Online Exhibition: Godzilla and Japanese Popular Culture (2004): Gojira, Born Out of Radioactive Ash (1954-1963)

This guide is the online archive of the library exhibition, an integral part of the interdisciplinary, scholarly symposium, “In Godzilla’s Footsteps: Japanese Pop Culture Icons on the Global Stage,” held at KU, October 28-30, 2004.



On March 1, 1954, the United States conducted a test explosion of a nuclear warhead on Bikini Atoll in the South Pacific. A cloud of radioactive ash caused by the blast engulfed a Japanese fishing boat, Daigo Fukuryū-maru (Lucky Dragon No. 5), 85 miles away from the test area. The tuna later unloaded from the ship were contaminated with radiation, and radioactive rain fell over Japan. The "Lucky Dragon Incident” terrified the Japanese people with the vision of nuclear holocaust, a horror which they had faced only a decade before at Hiroshima and Nagasaki.

Inspired by this “Lucky Dragon Incident” and two American special effects films, “KING KONG” (1933) and “THE BEAST FROM 20,000 FATHOMS” (1953), GOJIRA waded ashore in Japan on November 3, 1954, reducing Tokyo to rubble with its gigantic feet and radioactive fire. To Japanese audiences at the time, the existence of Gojira was real to the extent that it embodied the fear of nuclear annihilation during the Cold War era as well as the nightmarish memories of the Pacific War. Gojira, however, had an ambiguous character: it was a fearful assailant which brought back the horrors of war and a massive force which destroyed the order of society, and yet at the same time it was itself a victim of nuclear radiation.

At the end of the movie, Gojira is dissolved into seawater by the Oxygen Destroyer, a powerful new ”weapon of mass destruction” invented by the scientific genius, Dr. Serizawa. Dr. Serizawa, who fears the misuse of his creation, ends up sharing his fate with Gojira, thereby keeping the secret of Oxygen Destroyer from falling into the wrong hands. The film concludes with Dr. Yamane’s famous anti-nuclear message, “I don’t think that Gojira was the last one. If we continue H-bomb experiments, the same kind of Gojira will appear again somewhere in the world.”
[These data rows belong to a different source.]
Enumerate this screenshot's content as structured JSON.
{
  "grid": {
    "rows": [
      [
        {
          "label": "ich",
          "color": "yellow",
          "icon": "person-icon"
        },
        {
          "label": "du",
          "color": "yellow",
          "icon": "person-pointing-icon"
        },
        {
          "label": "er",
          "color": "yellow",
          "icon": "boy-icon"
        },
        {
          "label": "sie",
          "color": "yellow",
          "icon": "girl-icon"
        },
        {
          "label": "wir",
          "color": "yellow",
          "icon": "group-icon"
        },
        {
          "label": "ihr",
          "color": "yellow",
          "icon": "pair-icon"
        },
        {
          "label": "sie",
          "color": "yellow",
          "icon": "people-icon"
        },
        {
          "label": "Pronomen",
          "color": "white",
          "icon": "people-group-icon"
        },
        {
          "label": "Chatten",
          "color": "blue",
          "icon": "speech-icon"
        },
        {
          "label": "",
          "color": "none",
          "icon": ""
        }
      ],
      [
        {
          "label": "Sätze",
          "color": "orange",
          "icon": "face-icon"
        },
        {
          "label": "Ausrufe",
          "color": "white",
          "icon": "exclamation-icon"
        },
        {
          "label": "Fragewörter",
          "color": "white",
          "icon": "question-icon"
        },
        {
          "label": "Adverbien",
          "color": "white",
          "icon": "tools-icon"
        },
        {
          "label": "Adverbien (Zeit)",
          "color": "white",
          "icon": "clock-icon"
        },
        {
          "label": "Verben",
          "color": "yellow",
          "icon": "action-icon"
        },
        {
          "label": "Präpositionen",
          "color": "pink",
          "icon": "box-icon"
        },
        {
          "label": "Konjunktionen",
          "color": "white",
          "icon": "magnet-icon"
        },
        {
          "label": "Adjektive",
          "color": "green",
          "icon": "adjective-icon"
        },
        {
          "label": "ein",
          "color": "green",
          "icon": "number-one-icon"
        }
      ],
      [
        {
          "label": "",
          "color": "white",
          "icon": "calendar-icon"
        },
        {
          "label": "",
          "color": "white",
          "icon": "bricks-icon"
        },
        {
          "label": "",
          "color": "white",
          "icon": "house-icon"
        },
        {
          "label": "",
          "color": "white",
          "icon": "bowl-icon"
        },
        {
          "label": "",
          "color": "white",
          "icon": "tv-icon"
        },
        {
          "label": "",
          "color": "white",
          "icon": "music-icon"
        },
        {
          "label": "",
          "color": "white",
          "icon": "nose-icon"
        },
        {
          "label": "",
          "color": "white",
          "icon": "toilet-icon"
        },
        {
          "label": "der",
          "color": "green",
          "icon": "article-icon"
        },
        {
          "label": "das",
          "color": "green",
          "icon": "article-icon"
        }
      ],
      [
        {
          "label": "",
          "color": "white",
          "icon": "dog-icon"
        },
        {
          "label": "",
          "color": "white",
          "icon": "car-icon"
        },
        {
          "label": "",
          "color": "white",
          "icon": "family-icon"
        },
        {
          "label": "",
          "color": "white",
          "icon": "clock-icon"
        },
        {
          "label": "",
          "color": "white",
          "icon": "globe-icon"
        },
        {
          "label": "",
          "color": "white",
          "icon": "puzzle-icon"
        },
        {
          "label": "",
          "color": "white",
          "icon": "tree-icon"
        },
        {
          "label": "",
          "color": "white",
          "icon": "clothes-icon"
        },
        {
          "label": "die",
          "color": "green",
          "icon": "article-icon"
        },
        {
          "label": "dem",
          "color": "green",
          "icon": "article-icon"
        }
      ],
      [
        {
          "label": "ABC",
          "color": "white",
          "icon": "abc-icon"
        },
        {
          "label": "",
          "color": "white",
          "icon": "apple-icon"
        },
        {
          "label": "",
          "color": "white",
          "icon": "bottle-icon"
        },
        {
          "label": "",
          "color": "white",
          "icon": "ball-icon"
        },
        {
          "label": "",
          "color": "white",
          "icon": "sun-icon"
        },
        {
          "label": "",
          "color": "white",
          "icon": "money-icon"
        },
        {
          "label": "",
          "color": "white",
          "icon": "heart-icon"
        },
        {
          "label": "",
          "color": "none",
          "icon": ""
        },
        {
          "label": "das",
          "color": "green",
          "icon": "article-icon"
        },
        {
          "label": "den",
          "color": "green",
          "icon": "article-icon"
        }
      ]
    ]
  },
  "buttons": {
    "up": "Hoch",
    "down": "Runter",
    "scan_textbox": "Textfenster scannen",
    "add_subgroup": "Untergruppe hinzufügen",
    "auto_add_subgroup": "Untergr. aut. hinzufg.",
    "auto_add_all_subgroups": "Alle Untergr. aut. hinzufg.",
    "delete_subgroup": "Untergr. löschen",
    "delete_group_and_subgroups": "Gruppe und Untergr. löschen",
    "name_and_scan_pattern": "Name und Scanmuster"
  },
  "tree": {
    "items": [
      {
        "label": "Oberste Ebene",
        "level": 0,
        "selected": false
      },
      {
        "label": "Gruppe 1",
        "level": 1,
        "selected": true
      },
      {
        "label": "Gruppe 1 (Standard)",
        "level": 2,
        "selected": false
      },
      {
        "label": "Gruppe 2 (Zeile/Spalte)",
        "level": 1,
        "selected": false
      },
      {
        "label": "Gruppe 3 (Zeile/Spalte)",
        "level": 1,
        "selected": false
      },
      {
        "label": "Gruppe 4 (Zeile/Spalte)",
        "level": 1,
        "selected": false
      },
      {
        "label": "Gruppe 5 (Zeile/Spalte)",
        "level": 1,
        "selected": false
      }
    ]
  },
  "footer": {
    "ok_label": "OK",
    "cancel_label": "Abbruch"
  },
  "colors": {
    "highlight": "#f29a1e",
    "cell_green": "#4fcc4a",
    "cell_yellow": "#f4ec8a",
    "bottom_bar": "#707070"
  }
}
Certainly, the Gojira which melted into the dark ocean in 1954 was not the last one. Gojira’s unexpectedly long history in show biz had just begun. Backed by successful box office returns (with 9,610,000 tickets sold), the second Gojira film quickly appeared on the silver screen the following year. Furthermore, in 1956, the original “GOJIRA” made its worldwide debut, though it was heavily re-edited and its name was changed to “GODZILLA, KING OF THE MONSTERS.” Professional wrestling was an extremely popular form of entertainment in postwar Japan, so the Gojira movies produced after 1955 generally featured two (or more) giant monsters wrestling. In 1962, a dream match between Gojira and King Kong, the giant ape from Hollywood, came true.

Photos of the Exhibition

Figure of Godzilla (1954 original version)

Reproductions of flyers and newsletters, originally issued by Toho.